Terminator Genisys (Alan Taylor, 2015)
The Gubernator is back, and the good news is that he’s as watchable as ever. With his stock-in-trade mix of muscular swagger and tongue-in-cheek delivery, Arnold Schwarzenegger has always been a powerful (if often silly) screen presence, and his return to the Terminator series after a 12-year hiatus is a welcome one. Granted, Terminator 3: Rise of the Machines – his last outing – was a fairly dismal affair, but since the makers of Terminator Genisys have chosen to ignore all but the first two films, we can, as well. So sit back, relax, suspend your disbelief and be transported back to the magical era of man-versus-machine doomsday scenarios of 1984 (The Terminator) and 1991 (Terminator 2: Judgment Day).
The film opens with a hazy memory of a lost, green world, before Skynet – the sinister artificial intelligence at the heart of the series – launches its nuclear bombs. Jai Courtney (A Good Day to Die Hard), as Kyle Reese, is our narrator, and he takes us briskly from the machine-powered apocalypse through to the rise of the human resistance led, as always, by John Connor, here played by Jason Clarke (Dawn of the Planet of the Apes). In the year 2029, we follow Connor’s battalions as they miraculously defeat Skynet, only to discover that the computer has sent a “terminator” (a cyborg covered in living tissue) back in time to kill Sarah Connor, John’s mother. So far, so familiar. We know this tale (and if you don’t, then, quite frankly, why are you watching this movie?). Reese, of course, is tasked with going back to 1984 to chase the terminator, where he can save Sarah, sleep with her to father John, and then die.

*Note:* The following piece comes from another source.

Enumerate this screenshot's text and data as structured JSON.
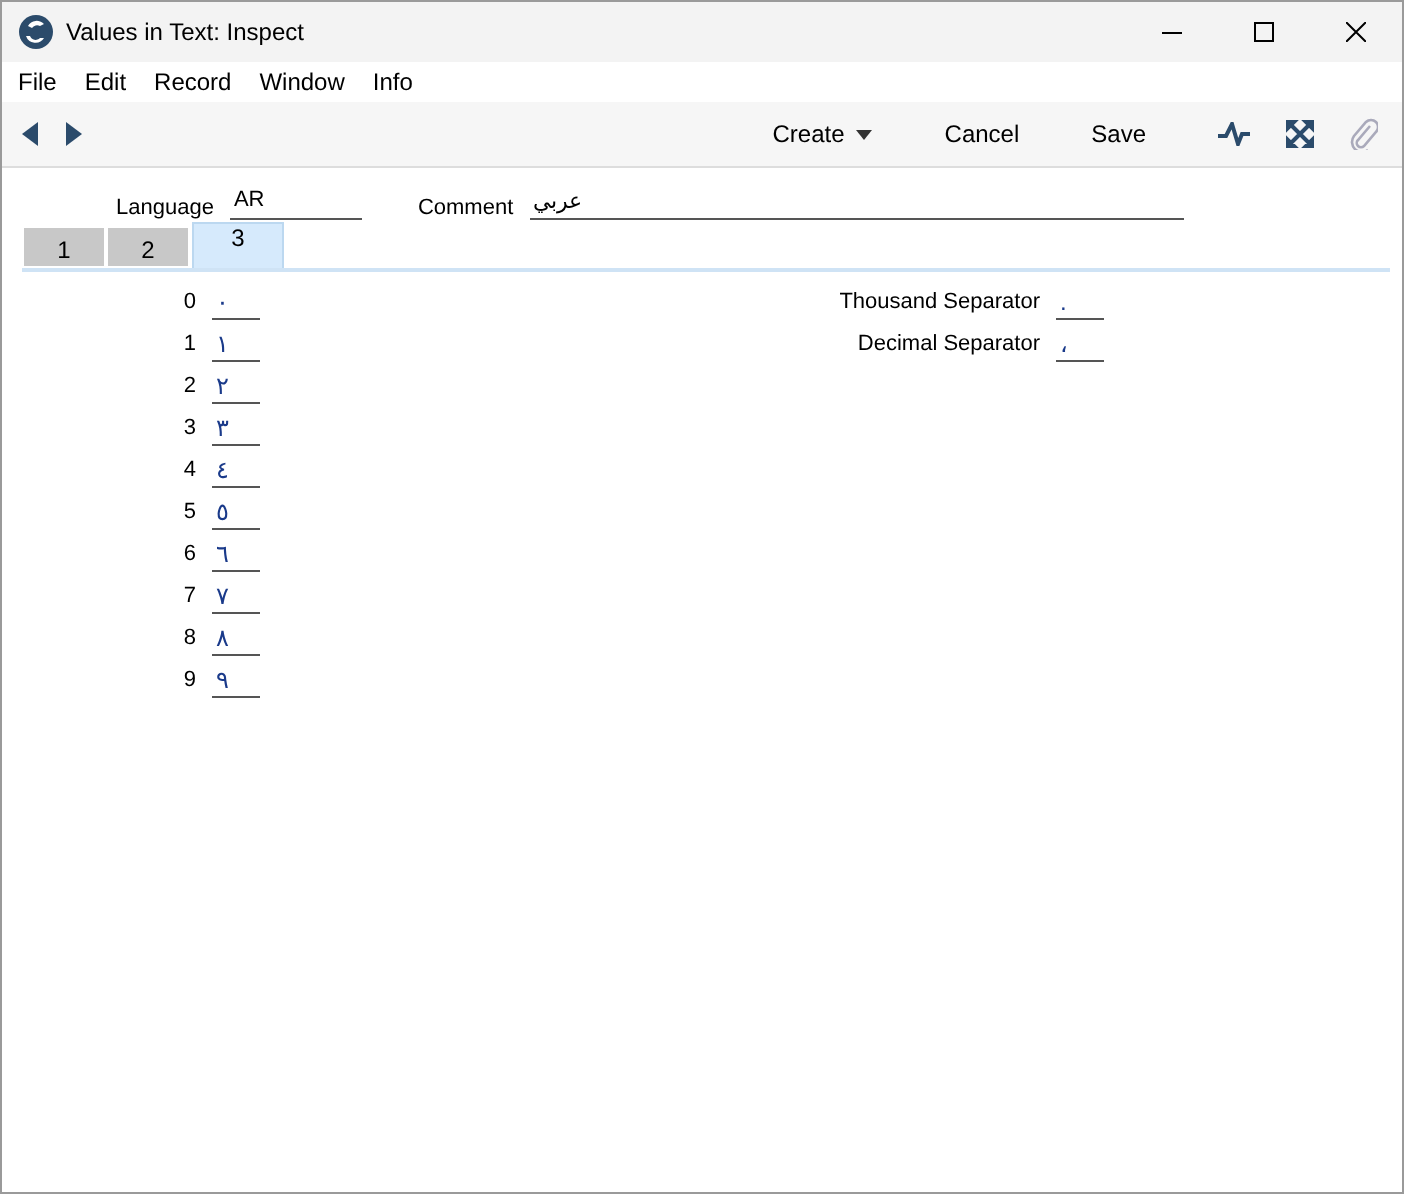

Except that that is not how it plays out. Instead, though the 1984 to which the terminator and Reese travel looks, initially, like a perfect recreation of the first film, things quickly change. Just as the cyborg – a young Schwarzenegger look-a-like – is about to assault a group of delinquents, we hear a familiar Austrian-accented voice from behind him, and the real deal – Schwarzenegger, himself – appears, straight out of the second film, since he’s clearly fighting for humanity. True, he looks significantly older than the last time we saw him, but the film will, eventually, explain this.
So, too, is Reese’s arrival back in time tweaked. Just as he is grabbing clothes (time travel is a naked affair) from a homeless man, a cop shows up, only, that’s right, it’s not a cop. It’s the T-1000 from the second film, liquid metal reforming every time he’s shot. Just as things look dire for our hero, Sarah Connor – played by Emilia Clarke (Daenerys Targaryen on “Game of Thrones“) – shows up, and this time she gets to utter Reese’s line from the first film: “Come with me if you want to live.” Soon, Sarah, Reese and the good terminator – or “Pops,” as Sarah calls him – are on the run together, hunting the T-1000 (as it hunts them) as they plan a new jump in time (forward, for once). It turns out that all of the various plot threads of the first two movies have become so confused through conflicting time loops that a brand new future past has been created for Skynet’s online birth, in the year 2017. One has to admire how the clever screenwriters get to indulge our collective nostalgia for the original movies while simultaneously bringing the movie back up to our current era …
Once we’re back to the present, the movie turns into a solid sci-fi action thriller, though some of the fun of the earlier scenes is lost. The actors are all more than competent, including, much to my surprise, Jai Courtney, who heretofore has shown little talent beyond a sneer. Emilia Clarke makes a terrific Sarah, tough and wary, and Jason Clarke (no relation) brings his usual combination of danger and charm. But really, this is Arnold’s movie. The filmmakers have a lot of fun with his age (yes, cyborgs do age), as with his new role as Sarah’s protector, and he really is the best part of the show.
The problem with The Terminator series – as with most sequels – has always been that, no matter how much emotional energy we invest in the story outcomes, by the time the next film rolls around, those outcomes have been discarded in favor of new crises, which never end until the franchise dies. The ending of Terminator Genisys provides just such a perfect resolution, followed (of course) by a mid-credit reveal of a new plot point that sets up yet another sequel. Sigh. No matter. It’s no masterpiece. But it is good entertainment.